The Mexico arrest yesterday of Jose de Jesus Mendez Vargas--"The Monkey"--was the second takedown of a leader of the La Familia drug cartel in just six months. Nazario Moreno, the former leader of the cartel with the biggest drug pipeline into Washington state, was killed by Mexican security forces in December 2010. Severing the organizational head biannually can obviously have a chilling effect and squeeze the flow through the pipeline. It also indicates that investigators have gotten deeper inside Mexican cartel operations. Federal agencies are more capable of identifying and tracking which cartel is shipping where, and to whom. They're finding, however, more drugs going more places.
The Mexican cartels have expanded their control over cocaine smuggling to the point where they are also involved in the smuggling of South American cocaine to Europe and Australia.
In Seattle, cartel-related busts have been ongoing in a big way since the last decade, and in 2009, after a major bust locally of La Familia, an assistant U.S. attorney proclaimed "We believe these arrests have crippled La Familia." But as reports from Mexico indicate, the cartel has only grown since, becoming more sophisticated and violent, with a ready supply of new recruits after every bust or shooting.
And though La Familia has major connections here, so do other cartels, officials say.
Marisol Perez-Almonte, 28, of Renton, and Joan Luis Azamar-Sanchez, 31, of Seattle, for example, were sentenced to 10 years in February for conspiracy to distribute cocaine. They'd been arrested in Oregon with 13 pounds of cocaine in their SUV, which had been under surveillance after a Seattle detective learned Perez-Almonte was connected to the Sinaloa cartel.
That arrest, according to court records, resulted from the long surveillance of Azamar-Sanchez's common-law husband Ruben Ramirez-Ventura, 24. Federal agents trailed him up and down the coast in his gold Chevy Tahoe--with a tracking device attached--as he traded cash for drugs. In May, he also got a 10-year stretch.

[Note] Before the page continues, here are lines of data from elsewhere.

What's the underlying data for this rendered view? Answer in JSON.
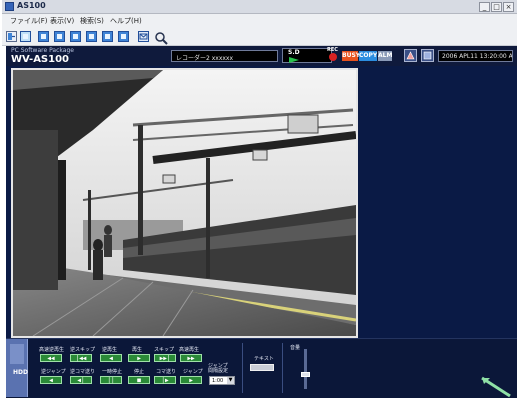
{
  "window": {
    "title": "AS100",
    "controls": [
      "_",
      "□",
      "×"
    ]
  },
  "menu": {
    "items": [
      "ファイル(F)",
      "表示(V)",
      "検索(S)",
      "ヘルプ(H)"
    ]
  },
  "toolbar": {
    "icons": [
      "exit-icon",
      "monitor-icon",
      "camera-icon",
      "layout-icon",
      "layout-icon",
      "layout-icon",
      "layout-icon",
      "layout-icon",
      "mail-icon",
      "search-icon"
    ]
  },
  "header": {
    "package_label": "PC Software Package",
    "model": "WV-AS100",
    "recorder_text": "レコーダー2  xxxxxx",
    "sd_label": "S.D",
    "rec_label": "REC",
    "badges": [
      {
        "text": "BUSY",
        "color": "#e8521e"
      },
      {
        "text": "COPY",
        "color": "#2b8de0"
      },
      {
        "text": "ALM",
        "color": "#8a9ab8"
      }
    ],
    "datetime": "2006 APL11 13:20:00 AM"
  },
  "video": {
    "description_icon": "camera-feed-icon"
  },
  "controls": {
    "hdd_label": "HDD",
    "row1": [
      {
        "label": "高速逆再生",
        "glyph": "◀◀"
      },
      {
        "label": "逆スキップ",
        "glyph": "|◀◀"
      },
      {
        "label": "逆再生",
        "glyph": "◀"
      },
      {
        "label": "再生",
        "glyph": "▶"
      },
      {
        "label": "スキップ",
        "glyph": "▶▶|"
      },
      {
        "label": "高速再生",
        "glyph": "▶▶"
      }
    ],
    "row2": [
      {
        "label": "逆ジャンプ",
        "glyph": "◀"
      },
      {
        "label": "逆コマ送り",
        "glyph": "◀|"
      },
      {
        "label": "一時停止",
        "glyph": "||"
      },
      {
        "label": "停止",
        "glyph": "■"
      },
      {
        "label": "コマ送り",
        "glyph": "|▶"
      },
      {
        "label": "ジャンプ",
        "glyph": "▶"
      }
    ],
    "jump_label": "ジャンプ\n間隔設定",
    "jump_value": "1:00",
    "text_label": "テキスト",
    "volume_label": "音量",
    "volume_level": 0.35
  },
  "colors": {
    "header_bg": "#0f1a3c",
    "panel_bg": "#0b1739",
    "video_area_bg": "#0a1a45",
    "accent_green": "#2a8a37"
  }
}
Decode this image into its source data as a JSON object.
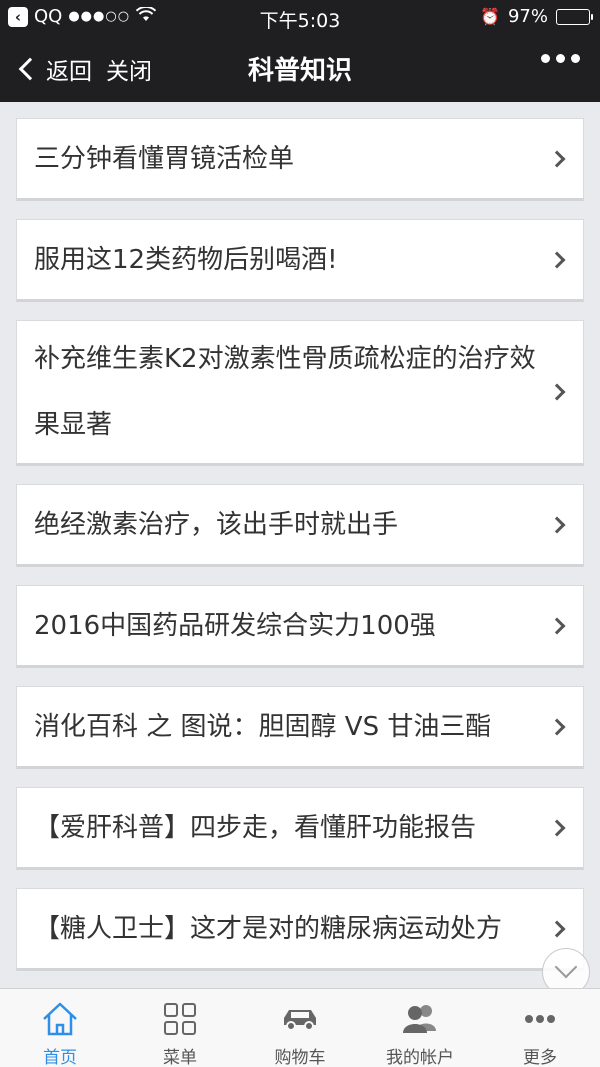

In February, the East Side Task Force arrested four men with three pounds of meth; two of the men may be members of La Familia, police said. In April, Martin Omar Estrada Luna, who'd lived in Yakima County, was arrested in Mexico and accused of being a leader of the Los Zetas cartel responsible for the deaths of more than 200 people.
Mexican President Felipe Calderon hailed yesterday's capture of The Monkey ("big blow" he Tweeted), and a spokesperson said the cartel's chain of command had been destroyed. But Samuel Gonzalez Ruiz, the former head of Mexico's organized-crime unit, saw a more likely result. "The impact will be totally limited," he said, "because the illicit [drug] market is there, the extortion is there, the kidnappings are there," perhaps forever.